“Whether [Severson] is in the lead or I am in the lead doesn’t matter. We are going to go for it. My horse is just an 8-year-old, but he is a great horse. We will do the best we can. If we end up on top we will be smiling,” concluded Hobday.
Sophie Brown and Wil. USEA/Jessica Duffy Photo.
Sophie Brown and Wil, her own and her mom’s 15-year-old KWPN gelding (Silverstone x Sjoukje), made a big jump up the leaderboard – moving from 13th to sixth after show jumping by adding nothing to their score of 34.4.
“This is my first selection for a Nation’s Cup and it’s extra special with the trip being so big and grand,” said Brown. “Wil has coped with the heat quite well. He can be quite buzzy, but the heat mellowed him so it is has been really good. The flatwork he did what he does best and wasted no marks and that is what our plan is. He was jumping his little heart out – bless him – and he looked after me a few times and just kept moving and he is very neat in front.”
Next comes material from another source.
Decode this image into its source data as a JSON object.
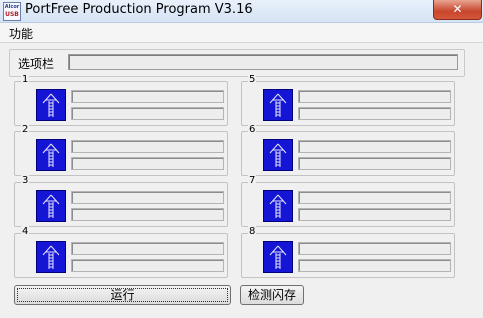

Georgie Spence said that her own and Suzanne Doggett’s Halltown Harley, a 12-year-old Irish Sport Horse gelding (Harlequin du Carel X Cummer Beauty) can be a “bit of a pony on the flat.”
The pair scored 35.2 and were in 22nd after dressage, but clear show jumping rounds weren’t very common today so they were able to move up to 13th by leaving all the rails in their cups.
“He is a complete machine jumping so I really don’t have to do anything but steer him around,” said Spence. “I am very lucky to be here and very excited to be in this position, so hopefully we will all go well tomorrow.”
Law was the only member of the team to have a rail down, but his horse, Tre’ Book’s Voltaire De Tre, a 9-year-old Selle Francais gelding (Gentleman IV X Jasmina du Fresne) only stepped up to Advanced in February. “To be sitting here with these three is fantastic,” said Law. “I haven’t been to Great Meadow before and it is a fabulous event. Hopefully they will get the job done tomorrow before I actually even go out on cross-country.”
Allison Spring and Lord Willing moved up to second with a clear show jumping round. USEA/Jessica Duffy Photo.
Tomorrow’s cross-country gets underway at 9:30 a.m. and while the British have a significant lead anything can still happen! Hobday said, “The course looks really nice, Mike [Etherington-Smith] has done a great job. It is obvious what we have to go and do. Doing it is another thing. The ground is good – the team has done a good job. The jumps in the arena – the water jumps. There are a few tricky questions, but hopefully our horses will answer the questions. What Philip has done a great job of doing is keeping us focused on doing well individually because if we do that as a team we can end up on top.”
Click here for full scores from dressage and show jumping.
"No matter how old you are, be open to all disciplines, learn how to ride a dressage horse, a gaited horse, a show jumper. Go fox hunting and point-to-pointing and horse showing. You’ll learn from all of them and when you do decide which discipline you want to do, you’ll be better at it anyway.”
The University of Findlay’s Three-Day Eventing Team was established in 2013, the same year USEA voted and approved the USEA intercollegiate program. The UF team has over 30 members encompassing a variety of majors at the university. The team has access to two indoor arenas, a large outdoor arena, and 70 acres of on-site cross-country fences.
Bellamy, an Oldenburg/Thoroughbred gelding of unknown breeding, came to Tamra Smith’s farm in Southern California with his mane half-way down his neck and filled with burrs. Bellamy had been sitting in a field for a little over a year after unseating several riders in a row and Smith, known for being good with tricky horses, agreed to take him on.